My social life is bordering on dead, a husk of what I imagined it would be this summer. I had a break-up, took a job I was very unsure of, and have spent most of my summer working and catching up on sleep, feeling as though I never had enough.

I moved out of my apartment in Bozeman permanently. Packing is hot and sweaty work but it also brings to light how much unnecessary stuff one has. I wanted to throw most of it away. I cried intermittently. I know that many people have bigger struggles and harder lives than I do but it doesn’t make it easier to move and deal with a break up.

This summer has been the hottest, loneliest, and hardest one I can remember. It doesn’t help that I worked too much and didn’t see enough of the good people in my life.

I hope my next post has better positive vibes attached to it, but I’m not going to apologize for being a person and having a difficult time at the moment.

 

 

A little peek at where I’ve been

I joined a gym.

I’ve been working so much I have to in order to sleep well or get any semblance of adrenaline going. I love having something to do after work, and I feel better already, even after only a week of going.

I also received a beautiful, sleek, almost professional grade Epson V700 scanner as a graduation from university gift.

And it’s amazing.

I’m definitely still getting the hang of it but I am definitely in love.

I can’t wait to be able to shoot my pictures and still be able to scan them in myself. It’s very gratifying to do so!

These are some shots from Glacier National Park. I want to film a series like Twin Peaks there, except among the hotel staff and the guests. It’s perfect, don’t you think?

North feels right

We went into Glacier and it was breathtakingly beautiful.

I love living where I do because I am constantly surprised. I am always amazed and shocked and the opportunities that abound here aren’t like any other.

We encountered a man carrying a cigarette and a walking stick simultaneously. He was walking at a decent pace. He got out another cigarette after he finished this one.

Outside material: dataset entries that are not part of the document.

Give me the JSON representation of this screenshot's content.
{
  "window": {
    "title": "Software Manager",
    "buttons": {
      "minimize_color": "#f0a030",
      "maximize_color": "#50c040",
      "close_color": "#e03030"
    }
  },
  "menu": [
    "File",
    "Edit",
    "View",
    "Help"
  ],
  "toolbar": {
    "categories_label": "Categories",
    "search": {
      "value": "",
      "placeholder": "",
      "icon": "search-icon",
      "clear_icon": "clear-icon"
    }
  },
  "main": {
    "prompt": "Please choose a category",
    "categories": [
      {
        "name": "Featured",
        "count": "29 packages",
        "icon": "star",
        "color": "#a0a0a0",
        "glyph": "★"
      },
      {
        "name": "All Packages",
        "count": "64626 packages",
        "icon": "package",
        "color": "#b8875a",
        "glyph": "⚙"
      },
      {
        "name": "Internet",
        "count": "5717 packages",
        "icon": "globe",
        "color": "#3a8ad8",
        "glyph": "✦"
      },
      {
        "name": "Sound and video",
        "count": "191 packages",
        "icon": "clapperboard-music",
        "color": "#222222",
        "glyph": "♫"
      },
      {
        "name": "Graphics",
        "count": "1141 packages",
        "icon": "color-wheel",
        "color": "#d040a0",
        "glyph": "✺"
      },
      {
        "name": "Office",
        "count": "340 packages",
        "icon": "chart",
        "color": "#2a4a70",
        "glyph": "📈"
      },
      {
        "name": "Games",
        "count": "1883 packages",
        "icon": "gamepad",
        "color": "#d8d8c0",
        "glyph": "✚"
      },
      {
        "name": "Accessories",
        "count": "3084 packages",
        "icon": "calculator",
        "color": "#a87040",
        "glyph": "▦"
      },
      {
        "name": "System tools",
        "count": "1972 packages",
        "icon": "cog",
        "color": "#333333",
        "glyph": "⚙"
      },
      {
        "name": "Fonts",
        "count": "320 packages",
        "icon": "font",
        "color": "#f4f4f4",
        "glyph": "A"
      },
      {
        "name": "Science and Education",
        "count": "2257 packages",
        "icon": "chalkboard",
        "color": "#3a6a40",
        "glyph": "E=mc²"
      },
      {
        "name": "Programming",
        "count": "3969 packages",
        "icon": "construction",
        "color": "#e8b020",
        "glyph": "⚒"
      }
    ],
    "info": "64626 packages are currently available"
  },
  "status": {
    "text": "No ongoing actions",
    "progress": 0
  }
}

The Many Glacier Lodge we went into was built by the railroad companies as tourism destinations, but they are in the “Swiss” style- it made me a little nostalgic for my real Switzerland, although real is entirely subjective.

We hiked 8 miles to Bullhead Lake that day, quietly soaking up sunshine and hearing waterfalls and the breeze blow through the alpine flora. Glacier is beautiful, despite the people we encounter. I enjoy solitary moments while travelling but being somewhere so popular doesn’t always afford those.

Regardless, last weekend was absolutely lovely!